Problem statement => Every line of the entries below that mentions "Click" is to be copied out.

■ ■ ■ ■ ■ ■ ■

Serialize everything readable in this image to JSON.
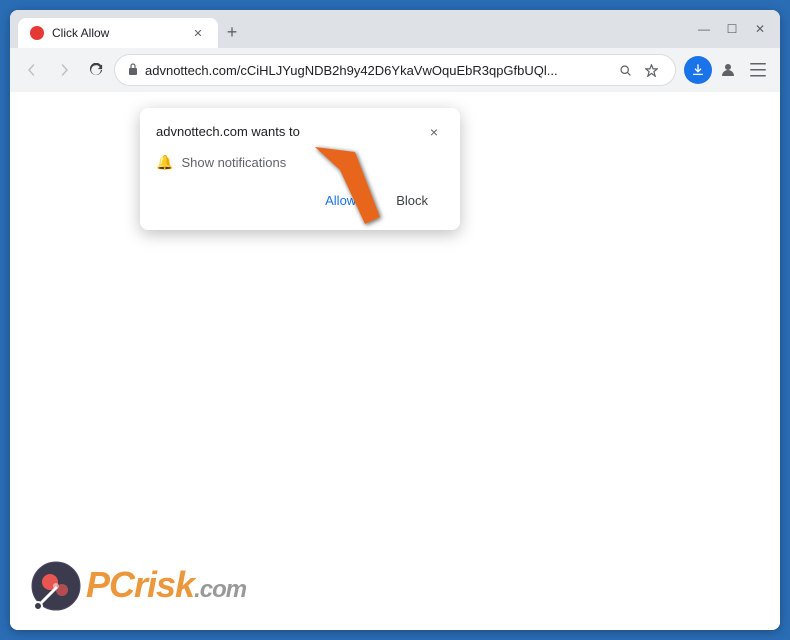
{
  "browser": {
    "title": "Click Allow",
    "url": "advnottech.com/cCiHLJYugNDB2h9y42D6YkaVwOquEbR3qpGfbUQl...",
    "tab": {
      "title": "Click Allow",
      "favicon_color": "#e53935"
    }
  },
  "popup": {
    "title": "advnottech.com wants to",
    "notification_label": "Show notifications",
    "allow_button": "Allow",
    "block_button": "Block",
    "close_label": "×"
  },
  "watermark": {
    "pc_text": "PC",
    "risk_text": "risk",
    "domain_text": ".com"
  },
  "nav": {
    "back_label": "←",
    "forward_label": "→",
    "reload_label": "↻",
    "more_label": "⋮",
    "search_icon": "🔍",
    "bookmark_icon": "☆",
    "profile_icon": "👤"
  },
  "colors": {
    "arrow_orange": "#e8651a",
    "chrome_tab_bg": "#dee1e6",
    "accent_blue": "#1a73e8"
  }
}
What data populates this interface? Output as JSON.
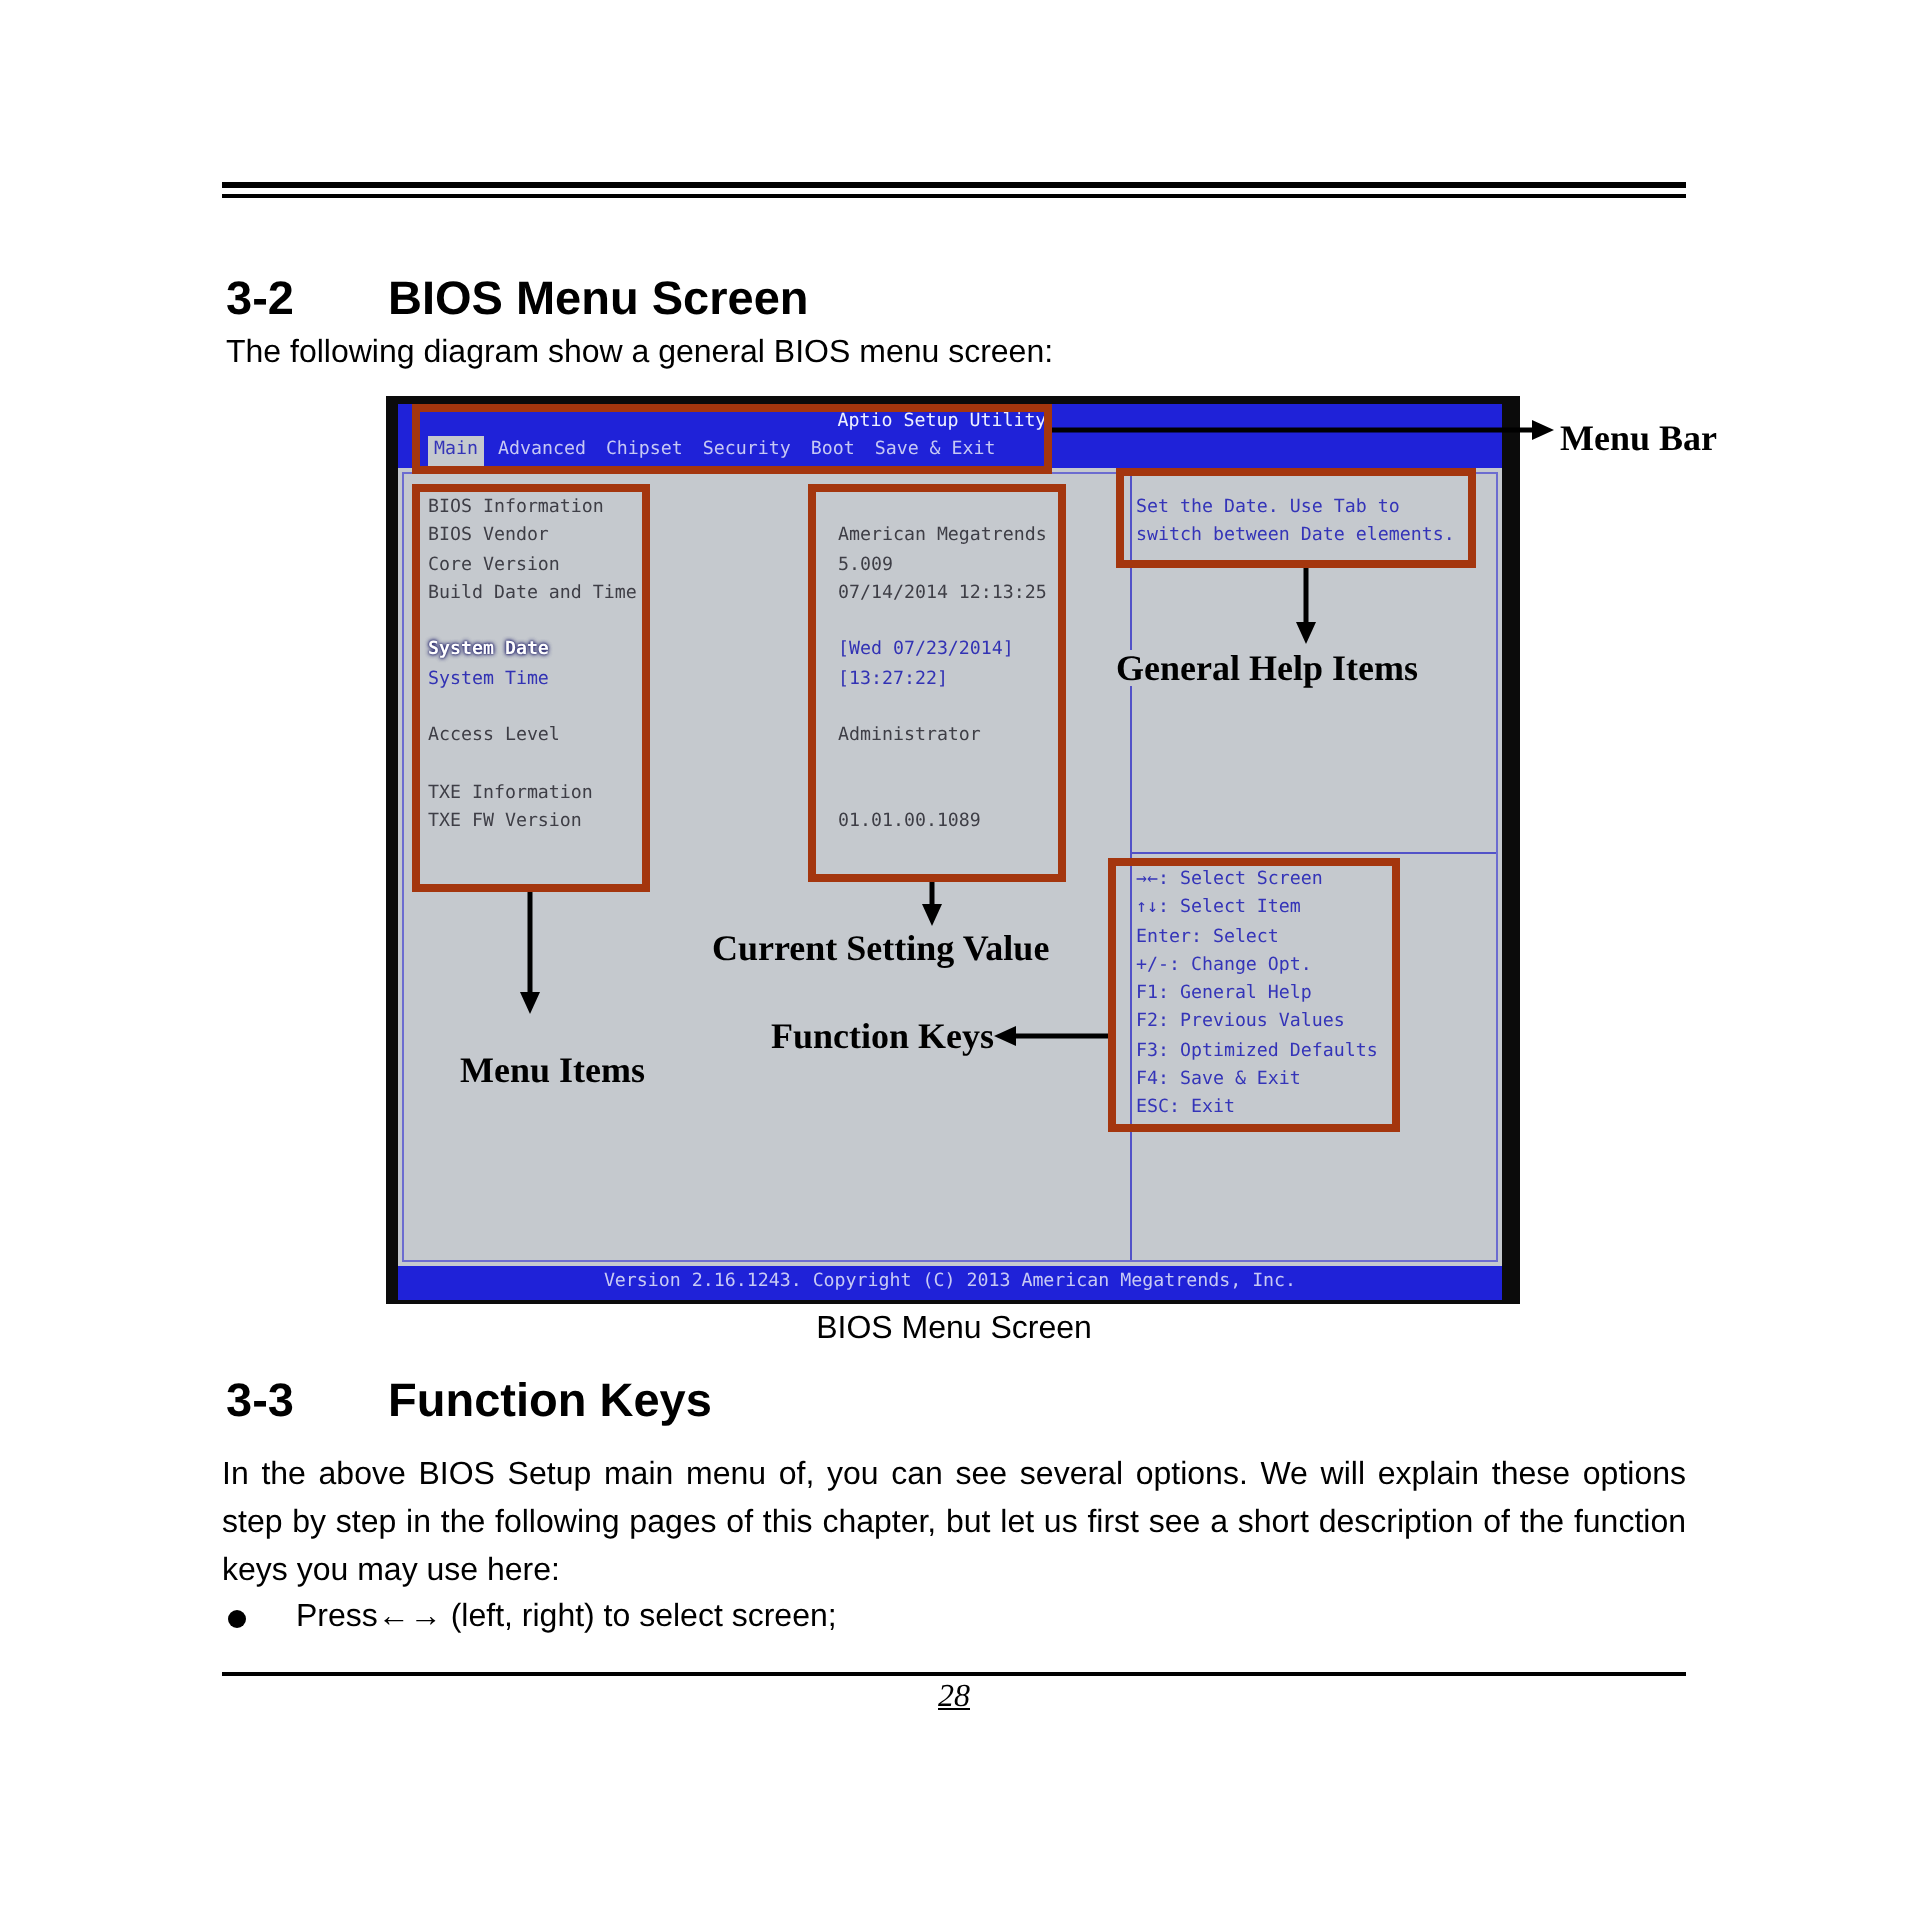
{
  "top_section": {
    "number": "3-2",
    "title": "BIOS Menu Screen",
    "intro": "The following diagram show a general BIOS menu screen:"
  },
  "figure": {
    "bios_screen": {
      "title": "Aptio Setup Utility",
      "tabs": [
        {
          "label": "Main",
          "selected": true
        },
        {
          "label": "Advanced",
          "selected": false
        },
        {
          "label": "Chipset",
          "selected": false
        },
        {
          "label": "Security",
          "selected": false
        },
        {
          "label": "Boot",
          "selected": false
        },
        {
          "label": "Save & Exit",
          "selected": false
        }
      ],
      "setting_groups": [
        {
          "items": [
            {
              "kind": "info",
              "label": "BIOS Information",
              "selected": false
            },
            {
              "kind": "info",
              "label": "BIOS Vendor",
              "value": "American Megatrends",
              "selected": false
            },
            {
              "kind": "info",
              "label": "Core Version",
              "value": "5.009",
              "selected": false
            },
            {
              "kind": "info",
              "label": "Build Date and Time",
              "value": "07/14/2014 12:13:25",
              "selected": false
            }
          ]
        },
        {
          "items": [
            {
              "kind": "setting",
              "label": "System Date",
              "value": "[Wed 07/23/2014]",
              "selected": true
            },
            {
              "kind": "setting",
              "label": "System Time",
              "value": "[13:27:22]",
              "selected": false
            }
          ]
        },
        {
          "items": [
            {
              "kind": "info",
              "label": "Access Level",
              "value": "Administrator",
              "selected": false
            }
          ]
        },
        {
          "items": [
            {
              "kind": "info",
              "label": "TXE Information",
              "selected": false
            },
            {
              "kind": "info",
              "label": "TXE FW Version",
              "value": "01.01.00.1089",
              "selected": false
            }
          ]
        }
      ],
      "help_text": "Set the Date. Use Tab to switch between Date elements.",
      "key_hints": [
        "→←: Select Screen",
        "↑↓: Select Item",
        "Enter: Select",
        "+/-: Change Opt.",
        "F1: General Help",
        "F2: Previous Values",
        "F3: Optimized Defaults",
        "F4: Save & Exit",
        "ESC: Exit"
      ],
      "version": "Version 2.16.1243. Copyright (C) 2013 American Megatrends, Inc."
    },
    "callouts": [
      {
        "label": "Menu Bar"
      },
      {
        "label": "Menu Items"
      },
      {
        "label": "Current Setting Value"
      },
      {
        "label": "General Help Items"
      },
      {
        "label": "Function Keys"
      }
    ],
    "caption": "BIOS Menu Screen"
  },
  "second_section": {
    "number": "3-3",
    "title": "Function Keys",
    "paragraph": "In the above BIOS Setup main menu of, you can see several options. We will explain these options step by step in the following pages of this chapter, but let us first see a short description of the function keys you may use here:",
    "bullets": [
      "Press←→ (left, right) to select screen;"
    ]
  },
  "page_number": "28"
}
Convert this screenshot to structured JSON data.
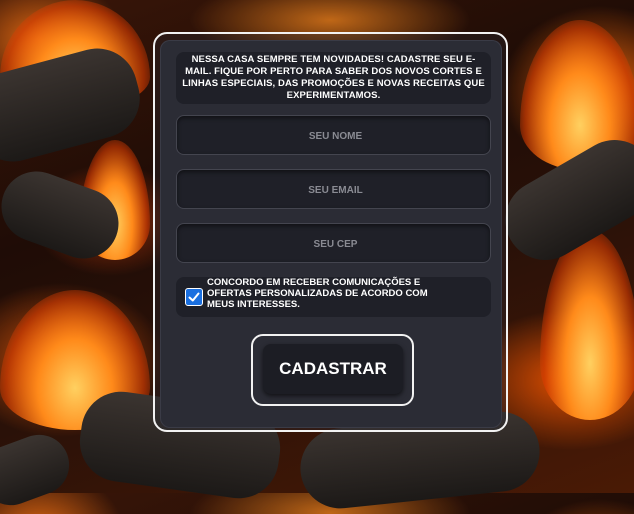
{
  "form": {
    "intro_text": "NESSA CASA SEMPRE TEM NOVIDADES! CADASTRE SEU E-MAIL. FIQUE POR PERTO PARA SABER DOS NOVOS CORTES E LINHAS ESPECIAIS, DAS PROMOÇÕES E NOVAS RECEITAS QUE EXPERIMENTAMOS.",
    "name_placeholder": "SEU NOME",
    "email_placeholder": "SEU EMAIL",
    "cep_placeholder": "SEU CEP",
    "consent_text": "CONCORDO EM RECEBER COMUNICAÇÕES E OFERTAS PERSONALIZADAS DE ACORDO COM MEUS INTERESSES.",
    "consent_checked": true,
    "submit_label": "CADASTRAR"
  },
  "colors": {
    "panel": "#2b2c35",
    "field": "#1f2028",
    "checkbox": "#1a6fe0",
    "border": "#f2f2f2"
  }
}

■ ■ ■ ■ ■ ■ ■

Completed exercise =>
    "title": "Click Allow",
      "title": "Click Allow",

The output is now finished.